JH: I completely agree with that promoter 100% that it is not the promoters place to be concerned with workshops. That is not the promoters place or responsibility; it is the pride committee’s responsibility to handle workshops. This past year we had a week long schedule of events; we had events that took place at the University of Chicago that included several workshops.
JH: (Cuts off) Yes and we will continue to do workshops in 2013.
PI: I have in my possession every flyer from every event that took place during Chicago’s Black Gay Pride 2012 and there is not a single flyer that was not party-centric or that listed any workshops.
JH: That does not mean that workshops did not take place. (Laughs) Take a look at the website and you will see we did have a flyer with workshops. We (the new pride group) will need to get better at communicating with the community about all of the events that are taking place. And we’re working through the issues that people had in terms of contacting us. The three organizations working together as one will mean more people will be available to deliver the message of what’s taking place. We welcome others to come aboard as well.
PI: What is the one thing you’d like to accomplish as president of this new black gay pride organization?
JH: The one big thing I wanted to do… (Or is already about to happen). I want all the groups to merge as one powerful group, and work well as a new group and lay the framework for successful strategic plans that are not just short term but long-term. The plan is to not just work from a “let’s get pride together for 2013” but from the viewpoint of “let’s get pride together for 2025.” We have to create a plan for future leadership.

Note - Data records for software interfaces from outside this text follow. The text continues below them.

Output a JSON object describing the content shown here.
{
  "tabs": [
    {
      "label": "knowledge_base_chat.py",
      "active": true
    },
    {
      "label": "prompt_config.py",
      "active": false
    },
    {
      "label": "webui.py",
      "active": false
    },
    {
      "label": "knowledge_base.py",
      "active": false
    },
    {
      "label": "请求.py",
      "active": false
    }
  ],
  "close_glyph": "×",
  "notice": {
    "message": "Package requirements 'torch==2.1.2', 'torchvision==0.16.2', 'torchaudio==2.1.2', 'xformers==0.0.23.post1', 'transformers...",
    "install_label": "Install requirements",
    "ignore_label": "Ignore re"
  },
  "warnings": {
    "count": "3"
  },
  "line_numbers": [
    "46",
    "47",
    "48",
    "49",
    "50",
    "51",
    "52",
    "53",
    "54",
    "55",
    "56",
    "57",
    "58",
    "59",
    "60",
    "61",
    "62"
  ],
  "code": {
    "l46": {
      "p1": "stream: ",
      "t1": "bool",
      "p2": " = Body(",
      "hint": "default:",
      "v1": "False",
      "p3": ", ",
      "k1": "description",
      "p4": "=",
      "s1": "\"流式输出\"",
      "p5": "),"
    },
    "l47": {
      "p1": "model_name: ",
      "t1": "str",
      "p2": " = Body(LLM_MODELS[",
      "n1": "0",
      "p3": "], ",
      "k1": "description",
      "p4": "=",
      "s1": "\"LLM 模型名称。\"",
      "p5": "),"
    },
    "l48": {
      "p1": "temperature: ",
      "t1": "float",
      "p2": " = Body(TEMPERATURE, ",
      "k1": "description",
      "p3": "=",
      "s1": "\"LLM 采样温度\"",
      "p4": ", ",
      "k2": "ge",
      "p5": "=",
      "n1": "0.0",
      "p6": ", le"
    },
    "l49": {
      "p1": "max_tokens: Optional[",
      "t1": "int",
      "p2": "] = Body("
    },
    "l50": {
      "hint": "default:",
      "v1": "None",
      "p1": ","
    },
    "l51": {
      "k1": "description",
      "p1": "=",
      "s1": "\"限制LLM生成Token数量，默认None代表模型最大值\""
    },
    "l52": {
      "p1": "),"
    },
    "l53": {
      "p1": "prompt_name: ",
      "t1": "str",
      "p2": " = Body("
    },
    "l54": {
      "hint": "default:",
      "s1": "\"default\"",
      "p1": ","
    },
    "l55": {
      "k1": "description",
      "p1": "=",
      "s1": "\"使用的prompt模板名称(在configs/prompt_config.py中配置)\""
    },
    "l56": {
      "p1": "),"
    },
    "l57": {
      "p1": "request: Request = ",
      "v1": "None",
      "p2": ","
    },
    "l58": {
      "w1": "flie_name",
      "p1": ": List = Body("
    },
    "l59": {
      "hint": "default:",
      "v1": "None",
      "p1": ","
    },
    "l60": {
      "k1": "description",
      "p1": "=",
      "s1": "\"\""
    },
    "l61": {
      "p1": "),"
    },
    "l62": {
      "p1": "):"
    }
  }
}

When we go out and look for new people to bring their talents and resources to this group; there will be someone shadowing them with an exit and succession plan to keep moving pride forward.